> **WHAT YOU ARE ASKED TO DO**
Every line that contains the word "JSON" is to be copied from the listing.

+++ RECORDED INFORMATION

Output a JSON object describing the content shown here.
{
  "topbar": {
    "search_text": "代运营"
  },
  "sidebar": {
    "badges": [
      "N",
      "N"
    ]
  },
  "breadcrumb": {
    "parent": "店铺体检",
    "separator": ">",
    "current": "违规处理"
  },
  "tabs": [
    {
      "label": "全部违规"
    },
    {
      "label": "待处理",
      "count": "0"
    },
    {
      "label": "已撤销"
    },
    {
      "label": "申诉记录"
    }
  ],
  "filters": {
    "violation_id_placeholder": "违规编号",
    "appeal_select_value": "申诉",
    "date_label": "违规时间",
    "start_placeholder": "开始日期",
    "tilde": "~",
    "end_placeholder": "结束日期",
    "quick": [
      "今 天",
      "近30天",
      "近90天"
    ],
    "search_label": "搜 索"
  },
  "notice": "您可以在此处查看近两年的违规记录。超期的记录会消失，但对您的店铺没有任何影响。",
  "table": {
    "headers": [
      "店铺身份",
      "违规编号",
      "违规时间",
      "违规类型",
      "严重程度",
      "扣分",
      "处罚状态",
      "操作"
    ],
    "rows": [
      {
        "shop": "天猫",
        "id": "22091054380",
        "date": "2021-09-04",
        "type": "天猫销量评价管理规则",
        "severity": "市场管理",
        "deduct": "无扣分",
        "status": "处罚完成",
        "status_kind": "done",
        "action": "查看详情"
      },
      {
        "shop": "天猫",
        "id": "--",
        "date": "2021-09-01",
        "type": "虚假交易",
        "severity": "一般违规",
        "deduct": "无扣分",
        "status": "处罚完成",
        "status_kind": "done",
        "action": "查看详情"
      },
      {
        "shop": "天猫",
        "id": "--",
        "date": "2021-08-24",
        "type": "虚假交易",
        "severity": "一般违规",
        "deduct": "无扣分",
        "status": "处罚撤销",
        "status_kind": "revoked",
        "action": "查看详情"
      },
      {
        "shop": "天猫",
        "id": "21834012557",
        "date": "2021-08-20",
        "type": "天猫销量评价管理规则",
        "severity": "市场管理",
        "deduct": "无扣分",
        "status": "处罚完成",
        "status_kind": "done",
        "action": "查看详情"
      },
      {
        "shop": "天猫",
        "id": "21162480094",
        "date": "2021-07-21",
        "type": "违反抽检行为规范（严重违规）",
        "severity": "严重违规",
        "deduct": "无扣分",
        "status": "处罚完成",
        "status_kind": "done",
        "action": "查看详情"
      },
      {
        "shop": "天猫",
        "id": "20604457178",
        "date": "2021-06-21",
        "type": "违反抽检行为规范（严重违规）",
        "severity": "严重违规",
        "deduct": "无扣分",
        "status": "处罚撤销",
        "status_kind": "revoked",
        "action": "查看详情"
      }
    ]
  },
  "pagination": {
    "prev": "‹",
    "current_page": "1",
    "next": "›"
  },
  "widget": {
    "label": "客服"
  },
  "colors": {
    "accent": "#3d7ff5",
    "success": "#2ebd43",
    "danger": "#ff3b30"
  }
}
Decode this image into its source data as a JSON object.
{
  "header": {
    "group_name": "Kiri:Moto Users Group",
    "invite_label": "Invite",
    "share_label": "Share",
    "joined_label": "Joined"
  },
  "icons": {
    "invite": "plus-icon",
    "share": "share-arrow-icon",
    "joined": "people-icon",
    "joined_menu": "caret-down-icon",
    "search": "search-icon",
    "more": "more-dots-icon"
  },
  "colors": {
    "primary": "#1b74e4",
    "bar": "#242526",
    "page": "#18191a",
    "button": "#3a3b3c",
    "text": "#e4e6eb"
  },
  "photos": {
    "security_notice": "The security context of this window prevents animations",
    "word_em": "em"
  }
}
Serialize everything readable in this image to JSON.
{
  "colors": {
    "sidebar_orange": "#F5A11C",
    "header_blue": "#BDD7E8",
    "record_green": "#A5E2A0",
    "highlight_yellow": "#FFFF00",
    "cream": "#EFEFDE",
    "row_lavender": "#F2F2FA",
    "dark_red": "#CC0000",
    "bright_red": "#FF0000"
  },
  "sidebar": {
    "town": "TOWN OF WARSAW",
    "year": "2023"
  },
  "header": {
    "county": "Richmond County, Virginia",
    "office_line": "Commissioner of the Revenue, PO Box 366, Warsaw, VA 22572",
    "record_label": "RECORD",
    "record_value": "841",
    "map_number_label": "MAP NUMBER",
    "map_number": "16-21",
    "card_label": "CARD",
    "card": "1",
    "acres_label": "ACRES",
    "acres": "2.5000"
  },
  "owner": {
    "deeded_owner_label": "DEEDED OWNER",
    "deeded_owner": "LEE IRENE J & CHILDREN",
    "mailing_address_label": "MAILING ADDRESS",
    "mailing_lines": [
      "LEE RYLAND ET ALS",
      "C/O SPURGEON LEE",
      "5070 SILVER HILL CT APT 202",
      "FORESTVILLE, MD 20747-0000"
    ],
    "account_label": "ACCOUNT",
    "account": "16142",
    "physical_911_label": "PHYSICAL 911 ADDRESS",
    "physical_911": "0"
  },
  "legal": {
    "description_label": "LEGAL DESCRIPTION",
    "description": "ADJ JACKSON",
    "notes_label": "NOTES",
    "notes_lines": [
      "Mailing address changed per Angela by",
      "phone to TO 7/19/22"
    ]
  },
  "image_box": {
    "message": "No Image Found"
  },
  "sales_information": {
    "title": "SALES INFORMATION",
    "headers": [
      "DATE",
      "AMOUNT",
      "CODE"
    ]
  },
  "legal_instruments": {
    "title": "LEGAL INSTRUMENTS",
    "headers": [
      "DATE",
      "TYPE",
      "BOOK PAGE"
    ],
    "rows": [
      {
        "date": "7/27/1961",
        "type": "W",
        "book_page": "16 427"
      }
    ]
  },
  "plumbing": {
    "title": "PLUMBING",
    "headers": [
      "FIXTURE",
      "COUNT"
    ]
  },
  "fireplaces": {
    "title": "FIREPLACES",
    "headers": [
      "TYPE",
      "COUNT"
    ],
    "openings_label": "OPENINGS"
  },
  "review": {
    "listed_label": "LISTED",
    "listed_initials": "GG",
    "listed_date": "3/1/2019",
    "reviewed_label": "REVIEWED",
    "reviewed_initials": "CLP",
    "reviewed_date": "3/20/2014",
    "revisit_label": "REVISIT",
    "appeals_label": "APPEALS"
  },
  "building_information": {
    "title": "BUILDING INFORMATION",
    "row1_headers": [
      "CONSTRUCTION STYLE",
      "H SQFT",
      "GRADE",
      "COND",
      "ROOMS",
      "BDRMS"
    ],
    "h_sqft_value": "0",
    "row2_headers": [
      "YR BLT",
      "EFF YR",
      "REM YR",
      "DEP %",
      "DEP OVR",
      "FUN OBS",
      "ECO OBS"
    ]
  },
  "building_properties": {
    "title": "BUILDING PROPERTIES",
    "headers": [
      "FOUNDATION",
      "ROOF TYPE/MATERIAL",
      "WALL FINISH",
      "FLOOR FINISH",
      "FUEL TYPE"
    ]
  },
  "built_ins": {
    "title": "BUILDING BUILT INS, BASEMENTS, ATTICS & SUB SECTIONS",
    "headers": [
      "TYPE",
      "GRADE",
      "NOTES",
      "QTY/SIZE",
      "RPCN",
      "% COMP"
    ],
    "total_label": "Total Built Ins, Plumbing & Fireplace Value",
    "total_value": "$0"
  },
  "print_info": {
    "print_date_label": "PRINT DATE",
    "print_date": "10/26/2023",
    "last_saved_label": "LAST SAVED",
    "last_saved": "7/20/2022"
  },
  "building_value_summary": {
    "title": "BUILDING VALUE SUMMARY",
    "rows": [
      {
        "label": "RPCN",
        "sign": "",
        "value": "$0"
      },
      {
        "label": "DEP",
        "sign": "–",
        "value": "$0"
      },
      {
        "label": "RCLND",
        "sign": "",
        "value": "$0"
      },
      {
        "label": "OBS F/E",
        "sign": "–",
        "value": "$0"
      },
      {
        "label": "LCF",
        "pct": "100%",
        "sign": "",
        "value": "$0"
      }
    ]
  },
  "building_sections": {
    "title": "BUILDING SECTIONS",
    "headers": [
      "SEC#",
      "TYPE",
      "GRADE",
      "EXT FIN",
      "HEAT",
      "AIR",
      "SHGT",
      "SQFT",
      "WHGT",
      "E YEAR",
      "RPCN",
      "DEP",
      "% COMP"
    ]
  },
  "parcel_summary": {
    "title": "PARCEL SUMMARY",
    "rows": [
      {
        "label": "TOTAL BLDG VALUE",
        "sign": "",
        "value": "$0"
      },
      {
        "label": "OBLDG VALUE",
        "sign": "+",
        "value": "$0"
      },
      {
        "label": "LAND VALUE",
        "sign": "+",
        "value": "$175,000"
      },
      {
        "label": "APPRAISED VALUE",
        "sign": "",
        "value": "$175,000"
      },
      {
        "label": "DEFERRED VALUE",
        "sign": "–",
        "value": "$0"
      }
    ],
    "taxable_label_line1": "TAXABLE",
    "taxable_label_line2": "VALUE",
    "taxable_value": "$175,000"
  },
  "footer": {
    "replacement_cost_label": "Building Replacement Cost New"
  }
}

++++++

> **RESULT OF THE EXERCISE**
Output a JSON object describing the content shown here.
Decode this image into its source data as a JSON object.
Serialize everything readable in this image to JSON.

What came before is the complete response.